Beloit College will remain 'best years' of grad's life
BELOIT — Liz Chiquoine had mixed feelings before Sunday's graduation ceremony at Beloit College.
"I'm terrified. It's such a mixed bag of emotions. I'm feeling a lot of sadness, but I'm overall happy," said the 22-year-old Reedsburg native, who was receiving a bachelor's degree in public health.
Chiquoine said she has formed lasting friendships in Beloit with professors and students that she can't imagine finding elsewhere.
"Beloit will remain some of the best years of my life for my entire life," she said.
Still, Chiquoine said she hoped to keep graduation a happy milestone in her life so she could relish the moments.
Graduates bundled in layers under their gowns to stay warm as they formed a block-long line on College Street.

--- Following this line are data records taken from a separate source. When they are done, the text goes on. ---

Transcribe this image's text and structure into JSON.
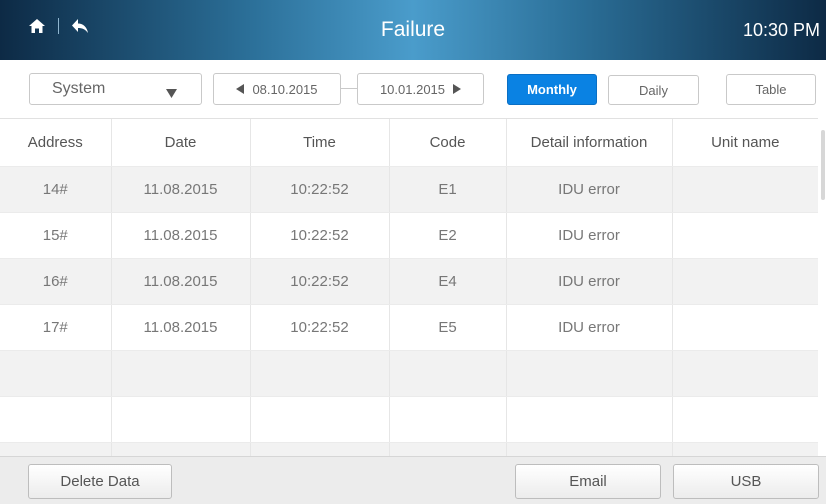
{
  "header": {
    "title": "Failure",
    "time": "10:30 PM"
  },
  "toolbar": {
    "system_select": "System",
    "date_from": "08.10.2015",
    "date_to": "10.01.2015",
    "monthly_label": "Monthly",
    "daily_label": "Daily",
    "table_label": "Table"
  },
  "table": {
    "columns": [
      "Address",
      "Date",
      "Time",
      "Code",
      "Detail information",
      "Unit name"
    ],
    "rows": [
      [
        "14#",
        "11.08.2015",
        "10:22:52",
        "E1",
        "IDU error",
        ""
      ],
      [
        "15#",
        "11.08.2015",
        "10:22:52",
        "E2",
        "IDU error",
        ""
      ],
      [
        "16#",
        "11.08.2015",
        "10:22:52",
        "E4",
        "IDU error",
        ""
      ],
      [
        "17#",
        "11.08.2015",
        "10:22:52",
        "E5",
        "IDU error",
        ""
      ],
      [
        "",
        "",
        "",
        "",
        "",
        ""
      ],
      [
        "",
        "",
        "",
        "",
        "",
        ""
      ],
      [
        "",
        "",
        "",
        "",
        "",
        ""
      ]
    ]
  },
  "footer": {
    "delete_label": "Delete Data",
    "email_label": "Email",
    "usb_label": "USB"
  },
  "colors": {
    "accent": "#0a82e3",
    "header_dark": "#0d2a45",
    "header_light": "#4a9ccb"
  }
}
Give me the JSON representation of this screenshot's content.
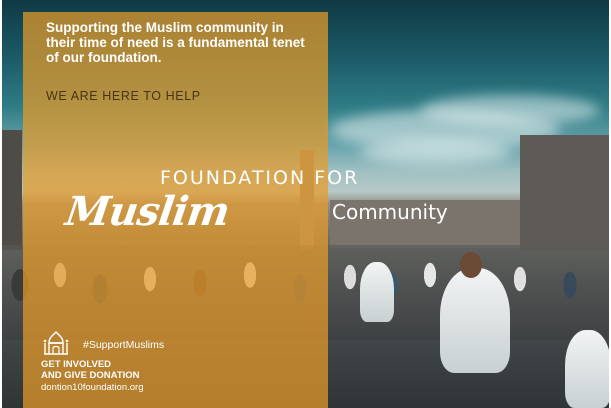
{
  "poster": {
    "mission_text": "Supporting the Muslim community in their time of need is a fundamental tenet of our foundation.",
    "tagline": "WE ARE HERE TO HELP",
    "headline_top": "FOUNDATION FOR",
    "headline_script": "Muslim",
    "headline_end": "Community",
    "hashtag": "#SupportMuslims",
    "cta_line_1": "GET INVOLVED",
    "cta_line_2": "AND GIVE DONATION",
    "website": "dontion10foundation.org"
  },
  "colors": {
    "panel_overlay": "#e89b2a",
    "tagline_text": "#4a3412",
    "text_primary": "#ffffff",
    "sky_teal": "#1b5a66"
  },
  "icons": {
    "logo": "mosque-logo-icon"
  }
}
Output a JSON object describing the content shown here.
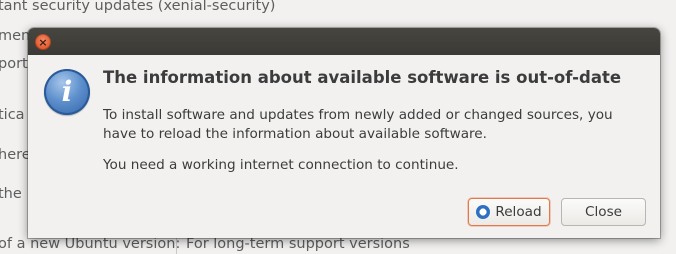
{
  "background": {
    "top_text": "tant security updates (xenial-security)",
    "line1": "men",
    "line2": "port",
    "line3": "tica",
    "line4": "here",
    "line5": " the",
    "bottom_label": "of a new Ubuntu version:",
    "bottom_value": "For long-term support versions"
  },
  "dialog": {
    "close_glyph": "×",
    "icon_glyph": "i",
    "heading": "The information about available software is out-of-date",
    "body_line1": "To install software and updates from newly added or changed sources, you have to reload the information about available software.",
    "body_line2": "You need a working internet connection to continue.",
    "reload_label": "Reload",
    "close_label": "Close"
  }
}
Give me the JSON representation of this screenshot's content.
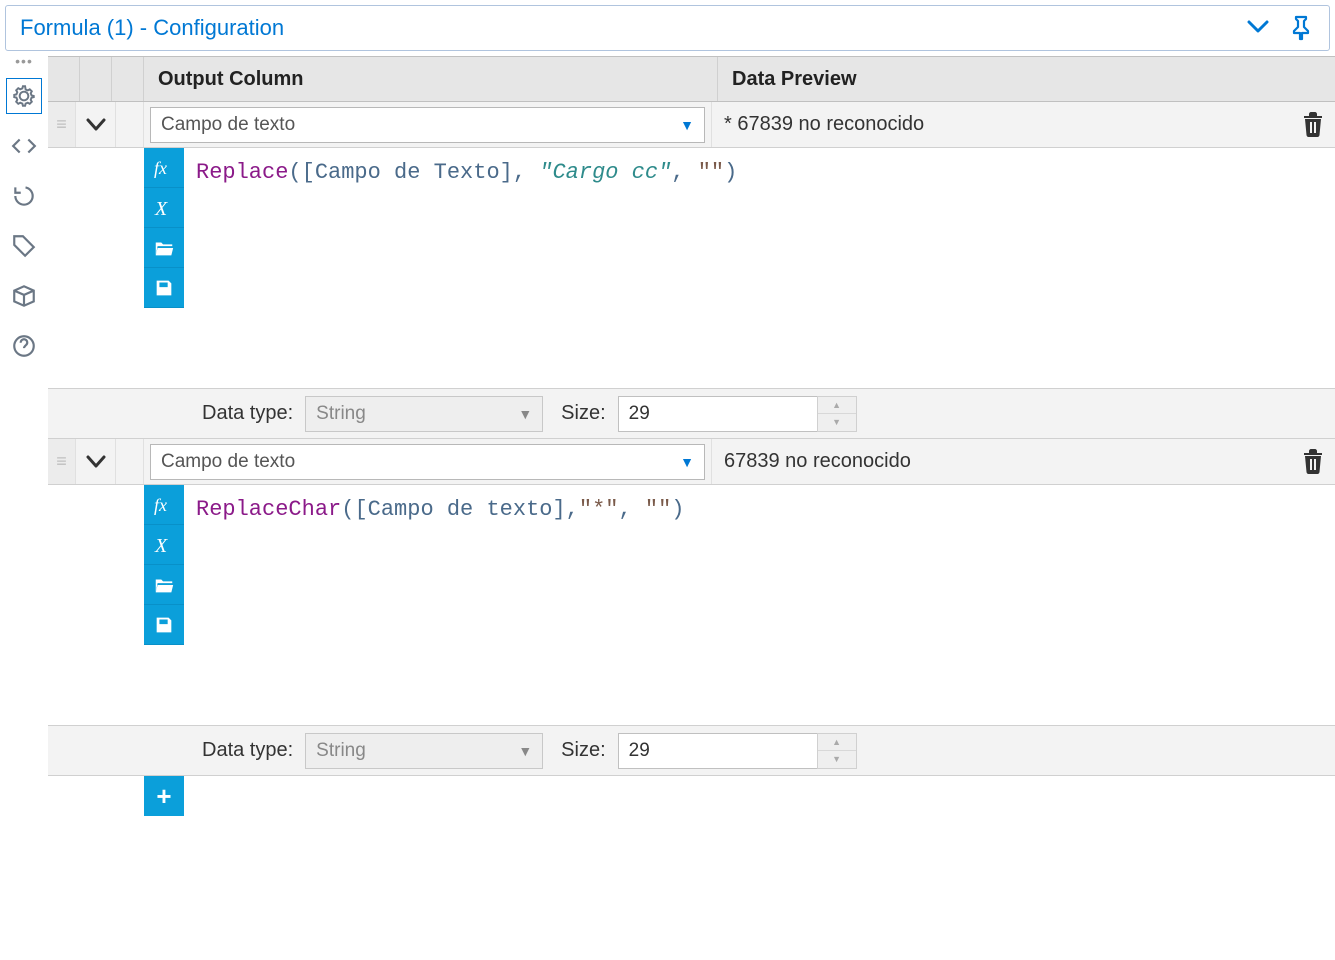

Many wore creative mortarboards, including Chiquoine, who decorated hers with colored packaged condoms.
She did so to send a preventive health message.
"The Beloit Health Initiative was a big part of my college, so I thought it was an appropriate symbol regardless of (whether) my grandmother will think so," she said.
Chiquoine did an internship in Bayfield, studied abroad in Africa and is interested in addressing the challenges of getting physicians to work in rural areas. She worked with Beloit Public Health Initiative and received the Claudette Cummings Award for Community Health and the Martha Peterson Prize.
"I'm taking my medical school entrance exam this summer and hoping to apply to medical school to be a doctor,'' she said.
Chiquoine was among 305 graduates in the 2013 Beloit College graduating class who received their diplomas in front of about 1,500 people in cool, windy but sunny conditions. The 11 a.m. outdoor ceremony was on the Middle College lawn.
College President Scott Bierman was the first to address the graduates and their friends and family.
"Greetings and welcome to the 163rd commencement at Beloit College. This is the finest baccalaureate ever!" he shouted to the cheering audience.
"This is a celebration of 305 terrific, talented and well-educated students who now can join the proud ranks of the Beloit College alumni,'' Bierman said.
First-term U.S. Sen. Tammy Baldwin, a veteran of Wisconsin politics and no stranger to Beloit College, delivered the commencement address.
Baldwin told the graduates when she was elected to the U.S. Senate, she felt the same pride, elation, relief and anxiety they most likely were experiencing Sunday.
"I didn't run to have a title. I ran for a chance to do the job, while you came here for a chance to change the world. Today is a celebration of that. It isn't the end, but the beginning of something fun, exciting, and different—even though it may be scary," she said.
Baldwin also suggested that graduates might face the same question she did as a freshman senator: "How do I start?"
"You'll have to work hard to make the smallest of progress, but nobody solves problems all at once or alone. So don't be afraid to take on insoluble problems. It may be slow and not always in the right direction, but you'll make progress and maybe inspire someone along the way.''
Chiquoine's separation anxiety from Beloit College will be short-lived because she is returning in the fall for an honors term to work on a project about how public policy has affected infant mortality in the Beloit area.
"I'm still going to miss my class. But this way I can ease out,'' she said of her college withdrawal pains.
Beloit College commencement
Number of graduates: 305
Highest scholastic standing among the bachelor or arts and bachelor of science degree recipients: Sarah E. Morgan, Madison, and Jianing Xu, Shanghai, China, respectively.
Commencement address speaker: U.S. Sen. Tammy Baldwin, D-Wis.
Songs sung: Selections by Chamber Singers, members of the Beloit College Chamber Singers, and "Domine Salvam Fac," by Charles Gounod (1818-1893) and arranged by Max Yount, which has been sung as a part of the college's commencement exercises for more than 100 years. It was included in the first Beloit College Song Book, published in 1897.
Special awards: Jason Busack, Cottage Grove, the Warren Miller Blue Skies Award, named for a Beloit alumnus who is famous for his many New Yorker magazine cartoons, and Elizabeth Chiquoine, Reedsburg, the Martha Peterson Prize, named after Beloit College's seventh president and awarded to a student who best exemplifies the college's liberal arts traditions as a student and active contributor to the campus community.